## Instructions to follow
The listing that follows must be given again in full and exactly.

## Supplied material
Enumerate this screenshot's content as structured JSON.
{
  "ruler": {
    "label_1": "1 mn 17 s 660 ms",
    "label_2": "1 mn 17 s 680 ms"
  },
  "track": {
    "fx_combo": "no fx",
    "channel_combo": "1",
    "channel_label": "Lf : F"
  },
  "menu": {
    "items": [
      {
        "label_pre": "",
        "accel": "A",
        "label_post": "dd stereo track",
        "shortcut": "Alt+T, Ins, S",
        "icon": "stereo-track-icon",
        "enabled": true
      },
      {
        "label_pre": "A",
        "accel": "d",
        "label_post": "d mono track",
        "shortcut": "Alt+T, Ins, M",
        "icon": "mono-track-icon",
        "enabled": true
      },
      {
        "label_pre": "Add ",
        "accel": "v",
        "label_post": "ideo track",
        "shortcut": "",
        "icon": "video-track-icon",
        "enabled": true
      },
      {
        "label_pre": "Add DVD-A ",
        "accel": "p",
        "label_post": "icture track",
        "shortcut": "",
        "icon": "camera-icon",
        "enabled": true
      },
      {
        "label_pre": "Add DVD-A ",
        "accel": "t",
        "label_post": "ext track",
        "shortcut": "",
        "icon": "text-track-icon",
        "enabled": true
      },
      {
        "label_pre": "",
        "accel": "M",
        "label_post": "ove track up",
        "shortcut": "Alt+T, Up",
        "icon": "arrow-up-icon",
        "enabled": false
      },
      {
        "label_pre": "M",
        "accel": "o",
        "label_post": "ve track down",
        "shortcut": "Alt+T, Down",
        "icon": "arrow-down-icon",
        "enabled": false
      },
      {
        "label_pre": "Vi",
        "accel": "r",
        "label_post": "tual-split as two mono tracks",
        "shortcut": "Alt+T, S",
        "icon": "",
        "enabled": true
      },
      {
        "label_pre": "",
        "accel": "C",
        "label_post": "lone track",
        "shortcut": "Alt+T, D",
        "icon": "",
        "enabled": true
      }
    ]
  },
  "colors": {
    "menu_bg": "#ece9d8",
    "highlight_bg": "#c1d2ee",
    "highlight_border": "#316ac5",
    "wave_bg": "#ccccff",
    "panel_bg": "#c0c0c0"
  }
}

## Solution to this exercise
Enumerate this screenshot's content as structured JSON.
{
  "ruler": {
    "label_1": "1 mn 17 s 660 ms",
    "label_2": "1 mn 17 s 680 ms"
  },
  "track": {
    "fx_combo": "no fx",
    "channel_combo": "1",
    "channel_label": "Lf : F"
  },
  "menu": {
    "items": [
      {
        "label_pre": "",
        "accel": "A",
        "label_post": "dd stereo track",
        "shortcut": "Alt+T, Ins, S",
        "icon": "stereo-track-icon",
        "enabled": true
      },
      {
        "label_pre": "A",
        "accel": "d",
        "label_post": "d mono track",
        "shortcut": "Alt+T, Ins, M",
        "icon": "mono-track-icon",
        "enabled": true
      },
      {
        "label_pre": "Add ",
        "accel": "v",
        "label_post": "ideo track",
        "shortcut": "",
        "icon": "video-track-icon",
        "enabled": true
      },
      {
        "label_pre": "Add DVD-A ",
        "accel": "p",
        "label_post": "icture track",
        "shortcut": "",
        "icon": "camera-icon",
        "enabled": true
      },
      {
        "label_pre": "Add DVD-A ",
        "accel": "t",
        "label_post": "ext track",
        "shortcut": "",
        "icon": "text-track-icon",
        "enabled": true
      },
      {
        "label_pre": "",
        "accel": "M",
        "label_post": "ove track up",
        "shortcut": "Alt+T, Up",
        "icon": "arrow-up-icon",
        "enabled": false
      },
      {
        "label_pre": "M",
        "accel": "o",
        "label_post": "ve track down",
        "shortcut": "Alt+T, Down",
        "icon": "arrow-down-icon",
        "enabled": false
      },
      {
        "label_pre": "Vi",
        "accel": "r",
        "label_post": "tual-split as two mono tracks",
        "shortcut": "Alt+T, S",
        "icon": "",
        "enabled": true
      },
      {
        "label_pre": "",
        "accel": "C",
        "label_post": "lone track",
        "shortcut": "Alt+T, D",
        "icon": "",
        "enabled": true
      }
    ]
  },
  "colors": {
    "menu_bg": "#ece9d8",
    "highlight_bg": "#c1d2ee",
    "highlight_border": "#316ac5",
    "wave_bg": "#ccccff",
    "panel_bg": "#c0c0c0"
  }
}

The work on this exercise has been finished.